◆ **HOW TO COMPLETE THIS TASK**
Wherever "Call" occurs in the entries, copy the line that holds it.

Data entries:
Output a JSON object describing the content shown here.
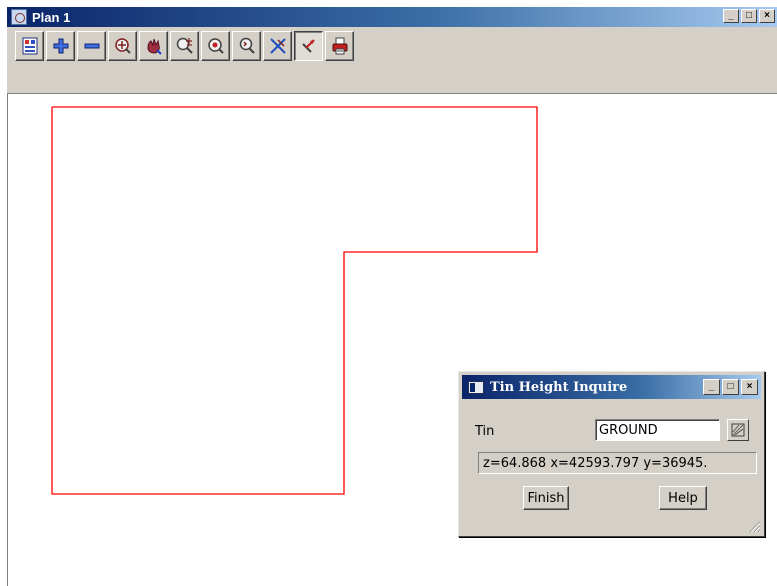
{
  "window": {
    "title": "Plan 1",
    "controls": {
      "minimize": "_",
      "maximize": "□",
      "close": "×"
    }
  },
  "toolbar": {
    "buttons": [
      {
        "name": "plot-icon",
        "pressed": false
      },
      {
        "name": "zoom-in-plus-icon",
        "pressed": false
      },
      {
        "name": "zoom-out-minus-icon",
        "pressed": false
      },
      {
        "name": "zoom-window-icon",
        "pressed": false
      },
      {
        "name": "pan-hand-icon",
        "pressed": false
      },
      {
        "name": "zoom-plus-minus-icon",
        "pressed": false
      },
      {
        "name": "zoom-extents-icon",
        "pressed": false
      },
      {
        "name": "zoom-previous-icon",
        "pressed": false
      },
      {
        "name": "tools-cross-icon",
        "pressed": false
      },
      {
        "name": "pick-arrow-icon",
        "pressed": true
      },
      {
        "name": "print-icon",
        "pressed": false
      }
    ]
  },
  "plan": {
    "line_color": "#ff0000"
  },
  "dialog": {
    "title": "Tin Height Inquire",
    "controls": {
      "minimize": "_",
      "maximize": "□",
      "close": "×"
    },
    "tin_label": "Tin",
    "tin_value": "GROUND",
    "result": "z=64.868 x=42593.797 y=36945.",
    "finish_label": "Finish",
    "help_label": "Help"
  }
}
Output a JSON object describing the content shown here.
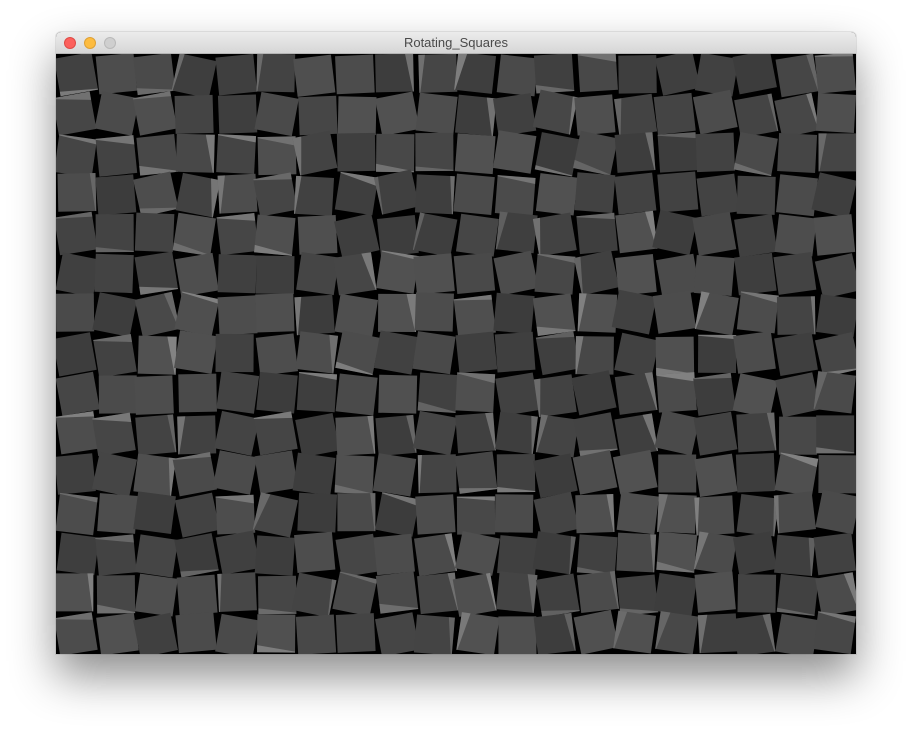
{
  "window": {
    "title": "Rotating_Squares"
  },
  "colors": {
    "canvas_background": "#000000",
    "square_fill": "#464646",
    "square_highlight": "#9a9a9a",
    "close_button": "#fc605c",
    "minimize_button": "#fdbc40",
    "zoom_button": "#cfcfcf"
  },
  "grid": {
    "columns": 20,
    "rows": 15
  }
}
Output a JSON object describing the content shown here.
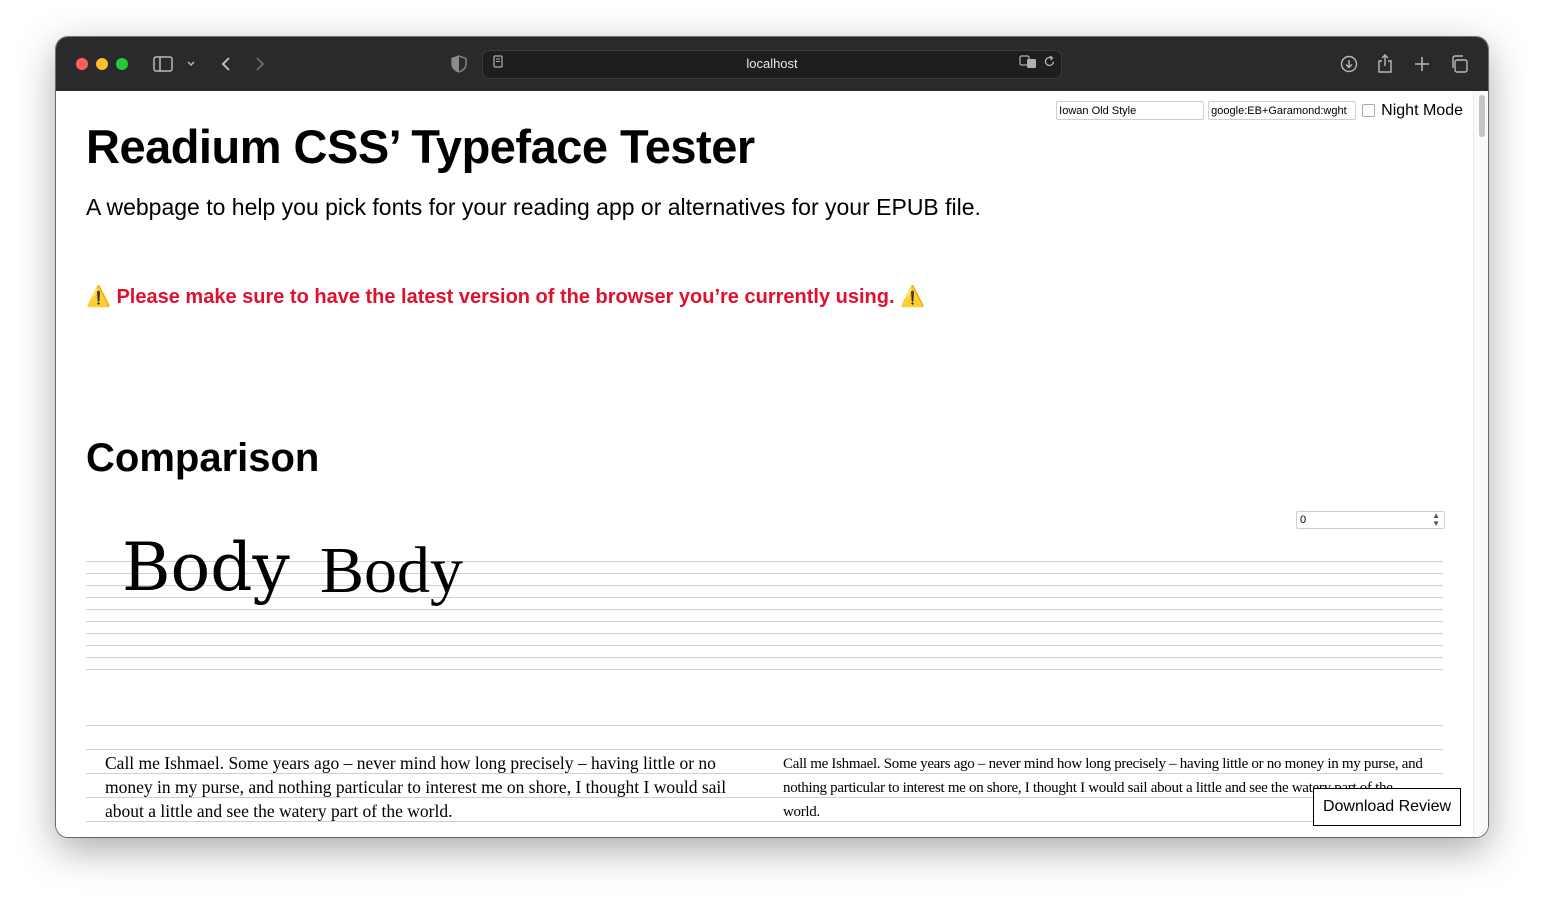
{
  "browser": {
    "url": "localhost"
  },
  "page": {
    "title": "Readium CSS’ Typeface Tester",
    "subtitle": "A webpage to help you pick fonts for your reading app or alternatives for your EPUB file.",
    "warning_icon": "⚠️",
    "warning_text": "Please make sure to have the latest version of the browser you’re currently using.",
    "section_title": "Comparison"
  },
  "controls": {
    "font_a_value": "Iowan Old Style",
    "font_b_value": "google:EB+Garamond:wght",
    "night_mode_label": "Night Mode",
    "night_mode_checked": false,
    "number_value": "0"
  },
  "comparison": {
    "sample_a": "Body",
    "sample_b": "Body",
    "paragraph_a": "Call me Ishmael. Some years ago – never mind how long precisely – having little or no money in my purse, and nothing particular to interest me on shore, I thought I would sail about a little and see the watery part of the world.",
    "paragraph_b": "Call me Ishmael. Some years ago – never mind how long precisely – having little or no money in my purse, and nothing particular to interest me on shore, I thought I would sail about a little and see the watery part of the world."
  },
  "download_label": "Download Review"
}
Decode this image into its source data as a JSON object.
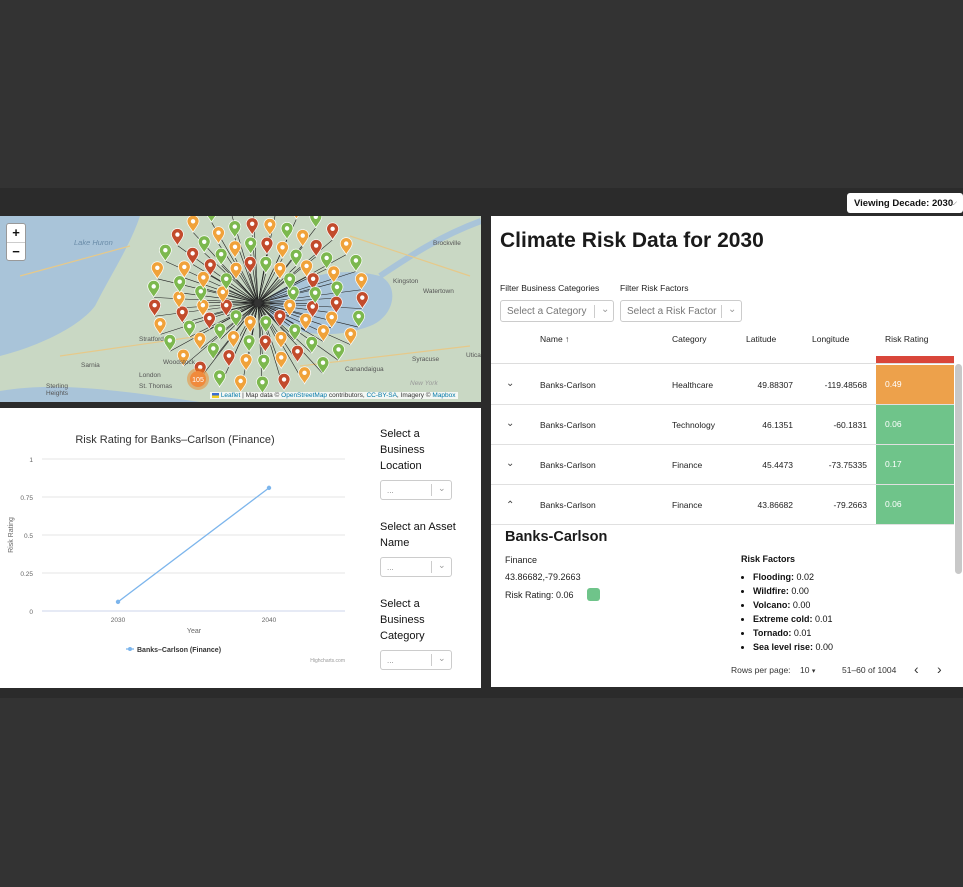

◆ **SOLUTION FOR THIS PROBLEM**
    "paragraph_a": "Call me Ishmael. Some years ago – never mind how long precisely – having little or no money in my purse, and nothing particular to interest me on shore, I thought I would sail about a little and see the watery part of the world.",
    "paragraph_b": "Call me Ishmael. Some years ago – never mind how long precisely – having little or no money in my purse, and nothing particular to interest me on shore, I thought I would sail about a little and see the watery part of the world."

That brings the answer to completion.